About Lewis Pugh:
Lewis William Gordon Pugh, is an ocean advocate, a maritime lawyer and a pioneer swimmer. He was the first person to complete a long-distance swim in every ocean of the world, and he frequently swims in vulnerable ecosystems to draw attention to their plight. Pugh is a leading figure in efforts to protect the oceans. In 2010 he was named a Young Global Leader by the World Economic Forum and in 2013 the UN appointed him “Patron of the Oceans”.
The Commission for the Conservation of Antarctic Marine Living Resources (CCAMLR) was established by international convention in 1982 with the objective of conserving Antarctic marine life. This was in response to increasing commercial interest in Antarctic krill resources, a keystone component of the Antarctic ecosystem and a history of over-exploitation of several other marine resources in the Southern Ocean.

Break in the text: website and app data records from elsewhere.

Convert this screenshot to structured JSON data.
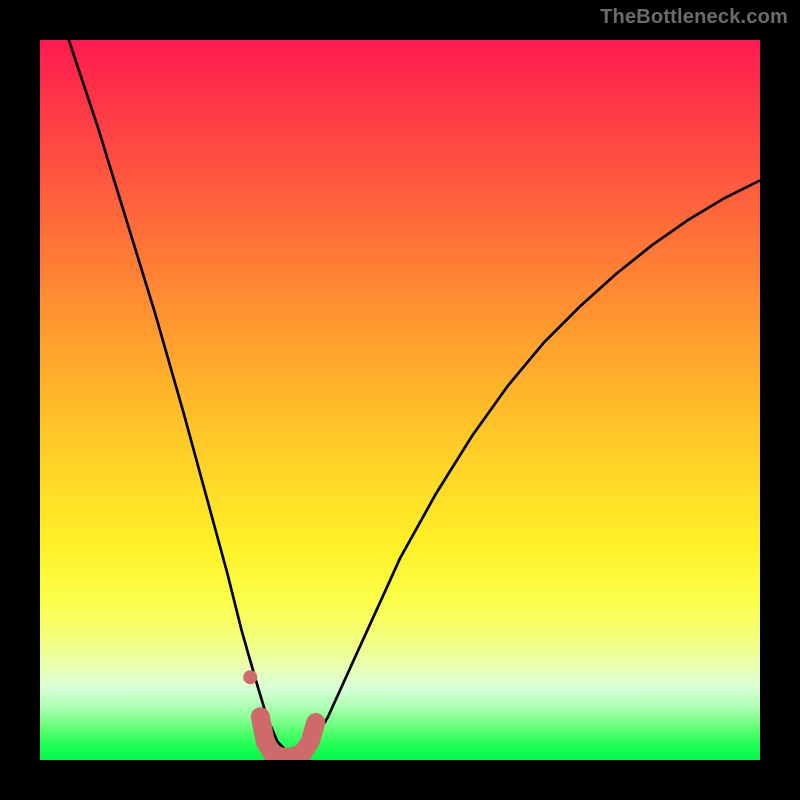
{
  "watermark": "TheBottleneck.com",
  "chart_data": {
    "type": "line",
    "title": "",
    "xlabel": "",
    "ylabel": "",
    "xlim": [
      0,
      100
    ],
    "ylim": [
      0,
      100
    ],
    "grid": false,
    "legend": false,
    "series": [
      {
        "name": "bottleneck-curve",
        "stroke": "#000000",
        "stroke_width": 2.7,
        "x": [
          4,
          8,
          12,
          16,
          20,
          23,
          26,
          28,
          30,
          31.5,
          33,
          34.5,
          36,
          38,
          40,
          45,
          50,
          55,
          60,
          65,
          70,
          75,
          80,
          85,
          90,
          95,
          100
        ],
        "y": [
          100,
          88,
          75,
          62,
          48,
          37,
          26,
          18,
          11,
          6,
          2.5,
          1,
          1,
          2.5,
          6,
          17,
          28,
          37,
          45,
          52,
          58,
          63,
          67.5,
          71.5,
          75,
          78,
          80.5
        ]
      },
      {
        "name": "trough-marker",
        "stroke": "#cf6a6a",
        "stroke_width": 19,
        "linecap": "round",
        "x": [
          30.6,
          31.3,
          32.3,
          33.5,
          35.0,
          36.4,
          37.5,
          38.3
        ],
        "y": [
          6.0,
          2.5,
          0.9,
          0.4,
          0.4,
          0.9,
          2.5,
          5.2
        ]
      },
      {
        "name": "trough-marker-dot",
        "type": "scatter",
        "fill": "#cf6a6a",
        "radius": 7,
        "x": [
          29.2
        ],
        "y": [
          11.5
        ]
      }
    ],
    "background_gradient": {
      "top": "#ff1a50",
      "mid": "#fff127",
      "bottom": "#00f84a"
    }
  }
}
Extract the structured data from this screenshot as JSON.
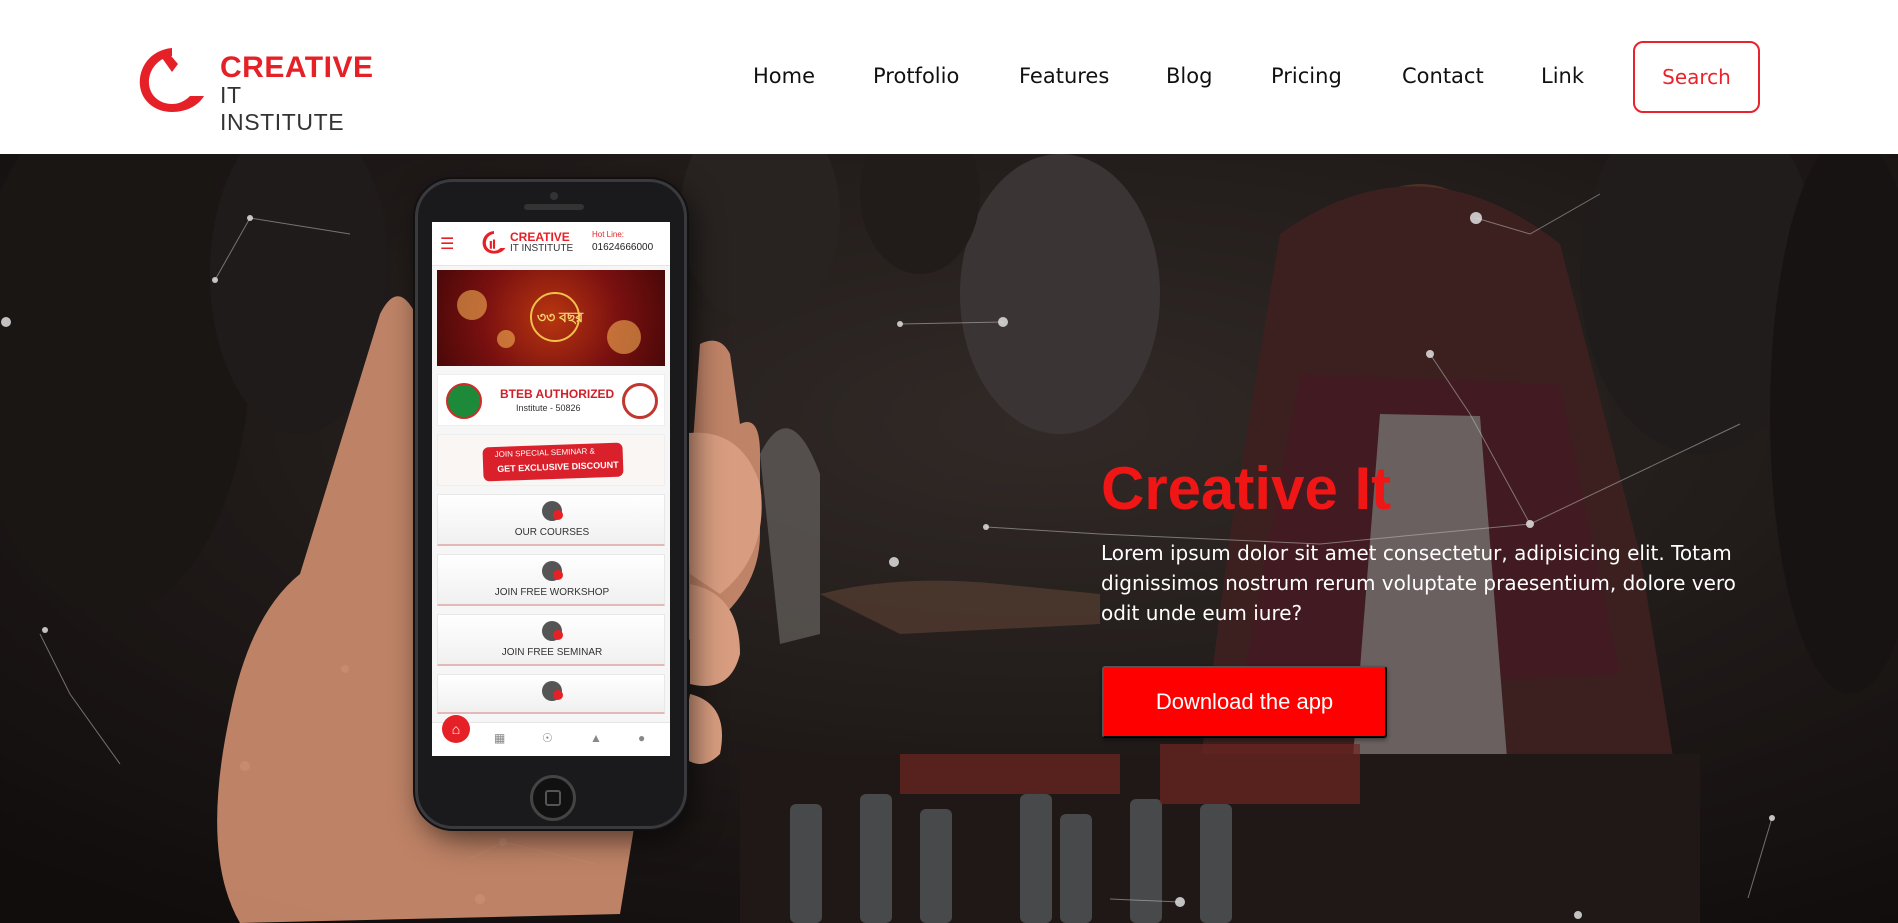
{
  "brand": {
    "name_line1": "CREATIVE",
    "name_line2": "IT INSTITUTE",
    "color": "#e52127"
  },
  "nav": {
    "items": [
      {
        "label": "Home"
      },
      {
        "label": "Protfolio"
      },
      {
        "label": "Features"
      },
      {
        "label": "Blog"
      },
      {
        "label": "Pricing"
      },
      {
        "label": "Contact"
      },
      {
        "label": "Link"
      }
    ],
    "search_label": "Search"
  },
  "hero": {
    "title": "Creative It",
    "description": "Lorem ipsum dolor sit amet consectetur, adipisicing elit. Totam dignissimos nostrum rerum voluptate praesentium, dolore vero odit unde eum iure?",
    "cta_label": "Download the app",
    "title_color": "#f01616",
    "cta_color": "#ff0000"
  },
  "app_screen": {
    "logo_line1": "CREATIVE",
    "logo_line2": "IT INSTITUTE",
    "hotline_label": "Hot Line:",
    "hotline_number": "01624666000",
    "banner_badge_text": "৩৩ বছর",
    "authorized_title": "BTEB AUTHORIZED",
    "authorized_sub": "Institute - 50826",
    "promo_line1": "JOIN SPECIAL SEMINAR &",
    "promo_line2": "GET EXCLUSIVE DISCOUNT",
    "cards": [
      {
        "label": "OUR COURSES"
      },
      {
        "label": "JOIN FREE WORKSHOP"
      },
      {
        "label": "JOIN FREE SEMINAR"
      }
    ],
    "tabs": [
      "home-icon",
      "grid-icon",
      "badge-icon",
      "seminar-icon",
      "location-icon"
    ]
  }
}
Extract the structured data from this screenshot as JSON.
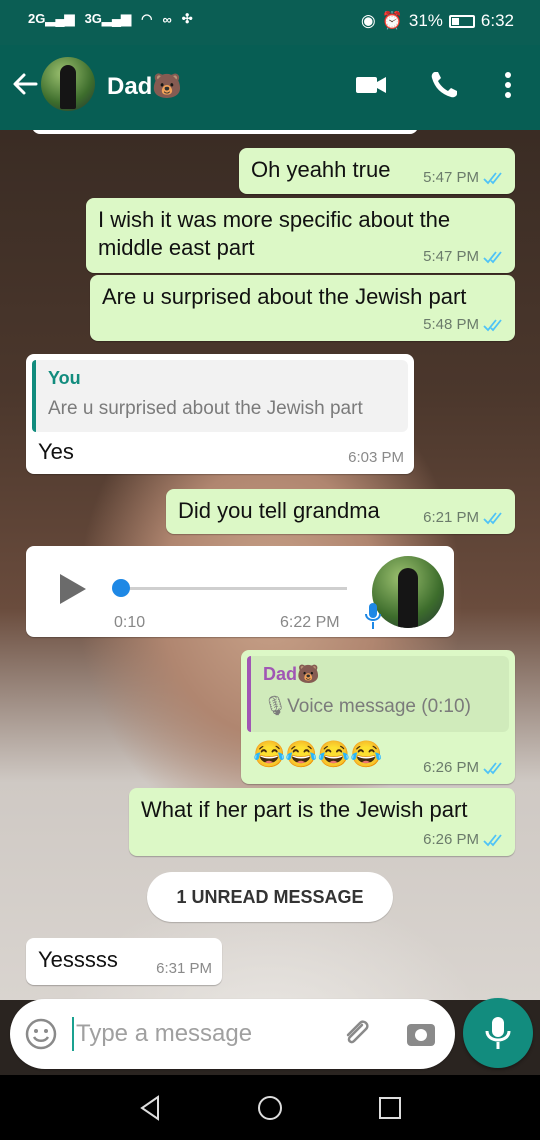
{
  "status_bar": {
    "network_left": "2G",
    "network_right": "3G",
    "battery": "31%",
    "time": "6:32"
  },
  "header": {
    "contact_name": "Dad🐻"
  },
  "messages": [
    {
      "text": "Oh yeahh true",
      "time": "5:47 PM"
    },
    {
      "text_line1": "I wish it was more specific about the",
      "text_line2": "middle east part",
      "time": "5:47 PM"
    },
    {
      "text": "Are u surprised about the Jewish part",
      "time": "5:48 PM"
    },
    {
      "quote_name": "You",
      "quote_text": "Are u surprised about the Jewish part",
      "text": "Yes",
      "time": "6:03 PM"
    },
    {
      "text": "Did you tell grandma",
      "time": "6:21 PM"
    },
    {
      "duration": "0:10",
      "time": "6:22 PM",
      "progress": 0
    },
    {
      "quote_name": "Dad🐻",
      "quote_text": "Voice message (0:10)",
      "text": "😂😂😂😂",
      "time": "6:26 PM"
    },
    {
      "text": "What if her part is the Jewish part",
      "time": "6:26 PM"
    },
    {
      "text": "Yesssss",
      "time": "6:31 PM"
    }
  ],
  "unread_banner": "1 UNREAD MESSAGE",
  "input": {
    "placeholder": "Type a message",
    "value": ""
  },
  "colors": {
    "header": "#075e54",
    "outgoing_bubble": "#dcf8c6",
    "incoming_bubble": "#ffffff",
    "read_ticks": "#4fc3f7",
    "accent": "#128c7e"
  }
}
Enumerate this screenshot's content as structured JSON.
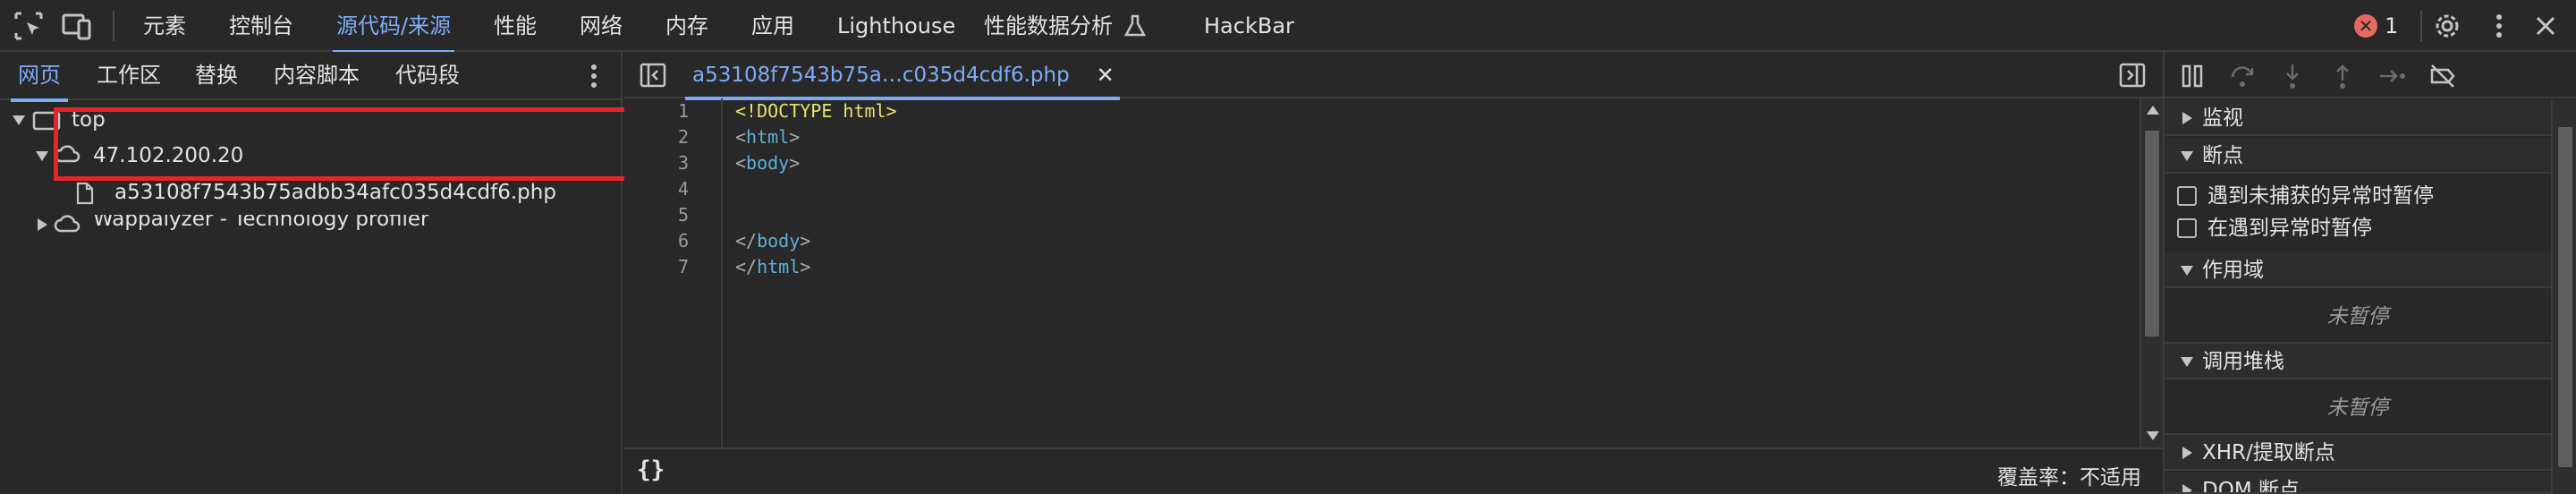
{
  "toolbar": {
    "tabs": [
      {
        "label": "元素"
      },
      {
        "label": "控制台"
      },
      {
        "label": "源代码/来源"
      },
      {
        "label": "性能"
      },
      {
        "label": "网络"
      },
      {
        "label": "内存"
      },
      {
        "label": "应用"
      },
      {
        "label": "Lighthouse"
      },
      {
        "label": "性能数据分析"
      },
      {
        "label": "HackBar"
      }
    ],
    "active_tab": "源代码/来源",
    "error_count": "1"
  },
  "navigator": {
    "tabs": [
      {
        "label": "网页"
      },
      {
        "label": "工作区"
      },
      {
        "label": "替换"
      },
      {
        "label": "内容脚本"
      },
      {
        "label": "代码段"
      }
    ],
    "tree": {
      "top": "top",
      "host": "47.102.200.20",
      "file": "a53108f7543b75adbb34afc035d4cdf6.php",
      "extension": "Wappalyzer - Technology profiler"
    }
  },
  "editor": {
    "tab_label": "a53108f7543b75a…c035d4cdf6.php",
    "close_glyph": "✕",
    "lines": [
      {
        "n": "1",
        "parts": [
          {
            "t": "<!DOCTYPE html>",
            "c": "c-doc"
          }
        ]
      },
      {
        "n": "2",
        "parts": [
          {
            "t": "<",
            "c": "c-br"
          },
          {
            "t": "html",
            "c": "c-tag"
          },
          {
            "t": ">",
            "c": "c-br"
          }
        ]
      },
      {
        "n": "3",
        "parts": [
          {
            "t": "<",
            "c": "c-br"
          },
          {
            "t": "body",
            "c": "c-tag"
          },
          {
            "t": ">",
            "c": "c-br"
          }
        ]
      },
      {
        "n": "4",
        "parts": []
      },
      {
        "n": "5",
        "parts": []
      },
      {
        "n": "6",
        "parts": [
          {
            "t": "</",
            "c": "c-br"
          },
          {
            "t": "body",
            "c": "c-tag"
          },
          {
            "t": ">",
            "c": "c-br"
          }
        ]
      },
      {
        "n": "7",
        "parts": [
          {
            "t": "</",
            "c": "c-br"
          },
          {
            "t": "html",
            "c": "c-tag"
          },
          {
            "t": ">",
            "c": "c-br"
          }
        ]
      }
    ],
    "pretty_print": "{}",
    "coverage": "覆盖率：不适用"
  },
  "debugger": {
    "watch": "监视",
    "breakpoints": "断点",
    "pause_uncaught": "遇到未捕获的异常时暂停",
    "pause_caught": "在遇到异常时暂停",
    "scope": "作用域",
    "scope_empty": "未暂停",
    "call_stack": "调用堆栈",
    "call_stack_empty": "未暂停",
    "xhr_breakpoints": "XHR/提取断点",
    "dom_breakpoints": "DOM 断点"
  },
  "colors": {
    "accent": "#7cacf8",
    "error": "#e46962",
    "highlight": "#e3262b",
    "background": "#282828"
  }
}
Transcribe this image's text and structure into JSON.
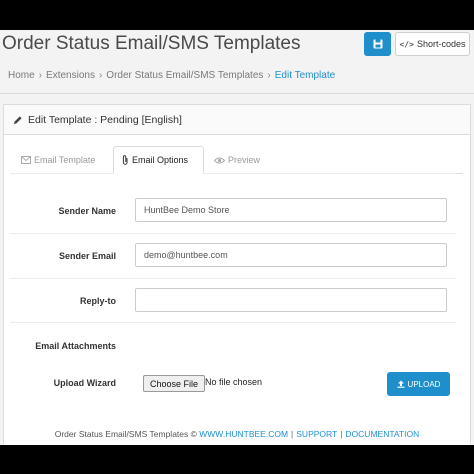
{
  "header": {
    "title": "Order Status Email/SMS Templates",
    "shortcodes_label": "Short-codes",
    "shortcodes_glyph": "</>",
    "save_icon": "floppy-disk-icon"
  },
  "breadcrumb": {
    "items": [
      "Home",
      "Extensions",
      "Order Status Email/SMS Templates",
      "Edit Template"
    ],
    "separator": "›"
  },
  "panel": {
    "heading": "Edit Template : Pending [English]",
    "heading_icon": "pencil-icon"
  },
  "tabs": [
    {
      "label": "Email Template",
      "icon": "envelope-icon",
      "active": false
    },
    {
      "label": "Email Options",
      "icon": "paperclip-icon",
      "active": true
    },
    {
      "label": "Preview",
      "icon": "eye-icon",
      "active": false
    }
  ],
  "form": {
    "sender_name": {
      "label": "Sender Name",
      "value": "HuntBee Demo Store"
    },
    "sender_email": {
      "label": "Sender Email",
      "value": "demo@huntbee.com"
    },
    "reply_to": {
      "label": "Reply-to",
      "value": ""
    },
    "attachments_label": "Email Attachments",
    "upload_wizard": {
      "label": "Upload Wizard",
      "choose_file_label": "Choose File",
      "no_file_text": "No file chosen",
      "upload_label": "UPLOAD"
    }
  },
  "footer": {
    "prefix": "Order Status Email/SMS Templates ©",
    "links": [
      "WWW.HUNTBEE.COM",
      "SUPPORT",
      "DOCUMENTATION"
    ],
    "separator": "|"
  },
  "colors": {
    "accent": "#1f8fcb",
    "link": "#1e91cf",
    "frame": "#000000",
    "background": "#f3f3f3"
  }
}
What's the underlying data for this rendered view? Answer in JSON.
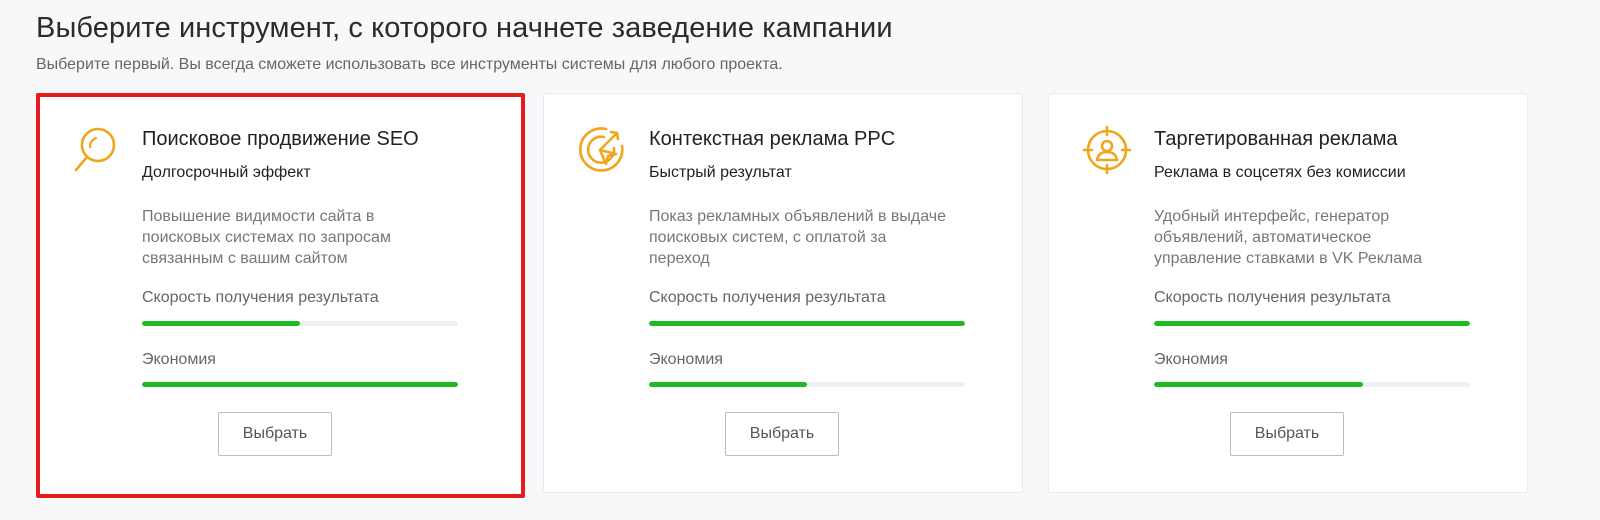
{
  "page": {
    "title": "Выберите инструмент, с которого начнете заведение кампании",
    "subtitle": "Выберите первый. Вы всегда сможете использовать все инструменты системы для любого проекта."
  },
  "colors": {
    "accent_icon": "#f0a51a",
    "bar_fill": "#1fba1f",
    "bar_track": "#edf0f4",
    "selection_border": "#e61b1b"
  },
  "metric_labels": {
    "speed": "Скорость получения результата",
    "economy": "Экономия"
  },
  "cards": [
    {
      "icon": "magnifier-icon",
      "title": "Поисковое продвижение SEO",
      "tagline": "Долгосрочный эффект",
      "description": "Повышение видимости сайта в поисковых системах по запросам связанным с вашим сайтом",
      "speed": 0.5,
      "economy": 1.0,
      "button": "Выбрать",
      "selected": true
    },
    {
      "icon": "target-click-icon",
      "title": "Контекстная реклама PPC",
      "tagline": "Быстрый результат",
      "description": "Показ рекламных объявлений в выдаче поисковых систем, с оплатой за переход",
      "speed": 1.0,
      "economy": 0.5,
      "button": "Выбрать",
      "selected": false
    },
    {
      "icon": "crosshair-user-icon",
      "title": "Таргетированная реклама",
      "tagline": "Реклама в соцсетях без комиссии",
      "description": "Удобный интерфейс, генератор объявлений, автоматическое управление ставками в VK Реклама",
      "speed": 1.0,
      "economy": 0.66,
      "button": "Выбрать",
      "selected": false
    }
  ]
}
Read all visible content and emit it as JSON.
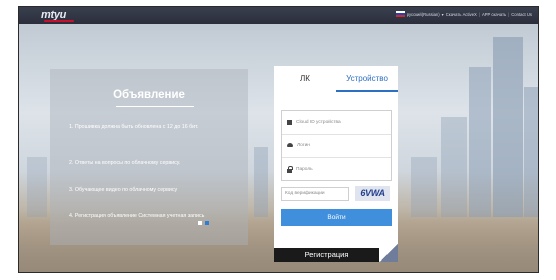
{
  "header": {
    "logo_text": "mtyu",
    "language": "русский(Russian)",
    "links": [
      "Скачать ActiveX",
      "APP скачать",
      "Contact Us"
    ]
  },
  "announcement": {
    "title": "Объявление",
    "items": [
      "1. Прошивка должна быть обновлена с 12 до 16 бит.",
      "2. Ответы на вопросы по облачному сервису.",
      "3. Обучающее видео по облачному сервису",
      "4. Регистрация объявление Системная учетная запись"
    ]
  },
  "login": {
    "tabs": [
      "ЛК",
      "Устройство"
    ],
    "active_tab": "Устройство",
    "fields": {
      "device_id_placeholder": "Cloud ID устройства",
      "login_placeholder": "Логин",
      "password_placeholder": "Пароль"
    },
    "verify_placeholder": "Код верификации",
    "captcha_text": "6VWA",
    "login_button": "Войти",
    "register_label": "Регистрация"
  },
  "colors": {
    "accent": "#3f8fdd",
    "topbar": "#2b2f3c"
  }
}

We would like to thank the following partners for making these swims possible:
Oak Foundation: http://www.oakfnd.org/
HRG Rennies Travel: http://www.renniestravel.com/